Posted Tuesday 16 March 2010
Three healthcare students have unexpectedly found themselves on the guest list for the launch of a major Government report. Natasha Farnon, Jessica Cannon and Louise Edwards mingled with MPs, Westminster officials, senior policy-makers and even the Prime Minister himself when the recommendations of the Commission on the Future of Nursing and Midwifery were unveiled at Number 10 Downing Street earlier this month.
The students, all completing courses at the Faculty of Health and Social Care Sciences run by Kingston University and St George's, University of London, still cannot quite believe they witnessed such a momentous occasion in health service history. Looking on as Prime Minister Gordon Brown outlined his determination that nurses and midwives must take centre stage in driving forward high quality, compassionate care had been enormously inspiring, they said.
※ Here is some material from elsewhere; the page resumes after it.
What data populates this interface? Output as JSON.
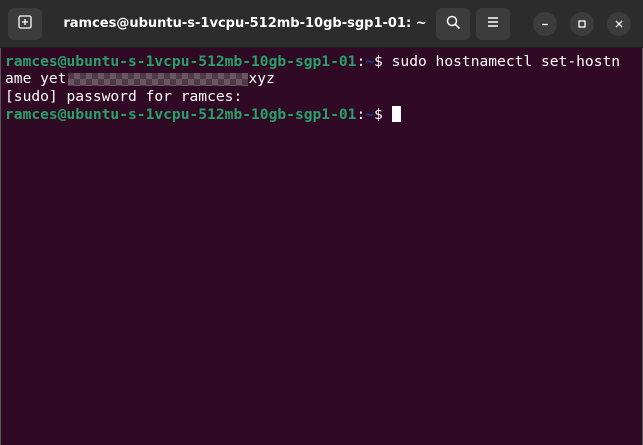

They were accompanied to Downing Street by Faculty Dean Professor Fiona Ross, who served as an expert adviser to the Commission. "The call only came through on the Monday evening and by the next morning I was pinching myself as I was being ushered into Downing Street," 28-year-old Natasha, a first-year midwifery undergraduate from Croydon, recalled. "To find myself in the same room as Gordon Brown and his wife Sarah, listening to him speaking so supportively about the role that all midwives and nurses could and should play in boosting standards was an absolutely amazing opportunity. It made me feel even more committed to midwifery as a career." Natasha, who is about to embark on a five-week training block at Croydon's Mayday Hospital, hopes to work as a community midwife once she qualifies. "I see being involved in such an important part of a woman's life as a huge honour and I'm really pleased the Commission's report has stressed that midwives and nurses must act as champions for care," she said.
Listening to the Prime Minister, Secretary of State for Health Andy Burnham and Health Minister Ann Keen, who chaired the Commission, speak passionately about the work of nurses and midwives also left a lasting impression on Jessica, 26. "I was particularly interested to hear the message that patient care and high standards aren't just management responsibilities but obligations that fall to all of us," the 26 year old from Teddington, who is in the second year of a Diploma in Adult Nursing, said. "I also felt there was a really strong understanding that students like me need to be valued because we are the future of nursing and we should be given the very best education and training opportunities possible."
Meanwhile the Commissioners' calls for immediate steps to be taken to strengthen the role of the ward sister and charge nurse struck a chord with fellow Adult Nursing Diploma student Louise. The 27 year old from Kingston eventually hopes to specialise in accident and emergency nursing and believes good team leaders will be crucial to helping her carry out her duties in what will inevitably be a demanding work environment. "As someone just starting out on my career, it's good to know that the role of nurses and midwives is genuinely regarded as being important at senior Government levels and it's recognised that we must have the right management support as we work together to raise standards even further," she added.
Professor Ross praised the Commission for making strong recommendations about leadership at the point of care. They were particularly pertinent given the findings about nursing failures highlighted in the independent inquiry into the Mid Staffordshire Foundation Trust, she said. The ward sister, charge nurse and midwifery and community nursing team leaders would be vital linchpins in raising care standards, she added. "For too long, these essential roles have been denuded," Professor Ross said. "Strong clinical leadership is absolutely crucial to get the best out of staff working in complex and emotionally-demanding roles and to ensure patients receive the compassionate care they deserve."
The Commission's report, Front Line Care, is the first overarching review of nursing and midwifery in England since the Briggs report was released in 1972.